Last year, Uber announced a new feature called “RideCheck” that utilizes the GPS, accelerometer, gyroscope, and other sensors inside a smartphone to detect trip irregularities, like a vehicle crash or an unexpected long stop. After a year of piloting and refinement, RideCheck is now live in the US, with other countries soon to follow, the company announced.
The system alerts both riders and drivers when something out of the ordinary is detected. A notification will pop up asking if everything is okay, which leads to a list of possible answers, including the option to call the authorities at 911 or Uber’s safety hotline. If Uber verifies that there has been an accident, the rider will be prompted to call 911. Uber’s team of safety operators may also reach out to ensure the rider is safe when the feature is triggered.

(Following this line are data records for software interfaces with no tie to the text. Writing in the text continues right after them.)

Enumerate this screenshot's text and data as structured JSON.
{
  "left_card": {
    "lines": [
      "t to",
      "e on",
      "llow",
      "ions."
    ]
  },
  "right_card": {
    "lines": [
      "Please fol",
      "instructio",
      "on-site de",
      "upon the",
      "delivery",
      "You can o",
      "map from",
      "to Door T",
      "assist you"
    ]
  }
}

The feature doesn’t require any new permissions because it’s linked to the driver’s smartphone, rather than the riders. Drivers have the Uber app on more frequently than riders, who typically keep the app on in the background during trips.

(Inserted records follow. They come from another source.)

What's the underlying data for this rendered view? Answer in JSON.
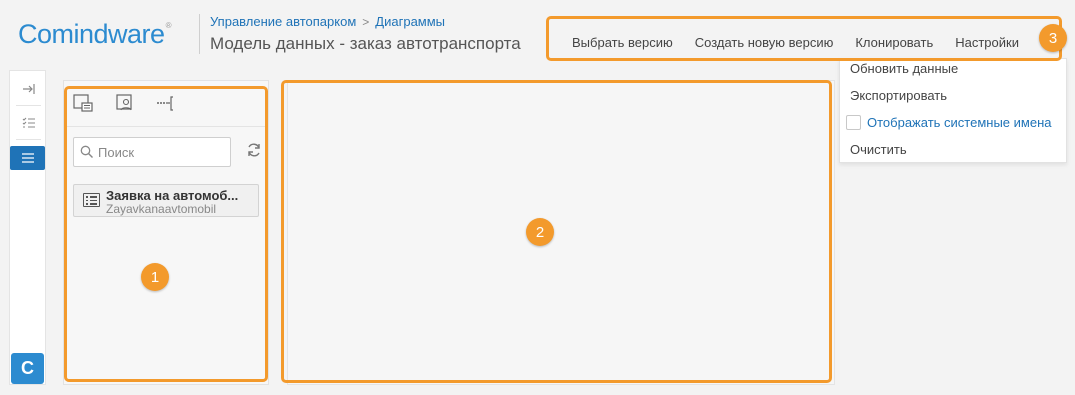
{
  "header": {
    "logo_text": "Comindware",
    "breadcrumbs": [
      "Управление автопарком",
      "Диаграммы"
    ],
    "breadcrumb_separator": ">",
    "title": "Модель данных - заказ автотранспорта"
  },
  "toolbar": {
    "items": [
      "Выбрать версию",
      "Создать новую версию",
      "Клонировать",
      "Настройки"
    ]
  },
  "dropdown": {
    "refresh": "Обновить данные",
    "export": "Экспортировать",
    "show_system_names": "Отображать системные имена",
    "show_system_names_checked": false,
    "clear": "Очистить"
  },
  "rail": {
    "icons": [
      "collapse-panel-icon",
      "checklist-icon",
      "list-icon"
    ],
    "active_index": 2,
    "app_badge": "C"
  },
  "panel": {
    "search_placeholder": "Поиск",
    "object_item": {
      "title": "Заявка на автомоб...",
      "system_name": "Zayavkanaavtomobil"
    }
  },
  "callouts": [
    "1",
    "2",
    "3"
  ],
  "colors": {
    "accent": "#1f73b7",
    "callout": "#f39a2c"
  }
}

To avoid any false positives, like a dropped phone, Uber uses machine learning to account for multiple factors in addition to the input from the phone’s sensors. Riders and drivers can also say they are okay in response to the initial notification, which leads to the RideCheck system getting better over time.
To be sure, using smartphones to detect and respond to auto accidents isn’t new technology. Other companies and startups, like Zendrive, have been working on similar crash detection technology for several years now. Other systems, like GM’s OnStar, use sensors embedded in the vehicle itself to detect crashes and automatically alert the authorities.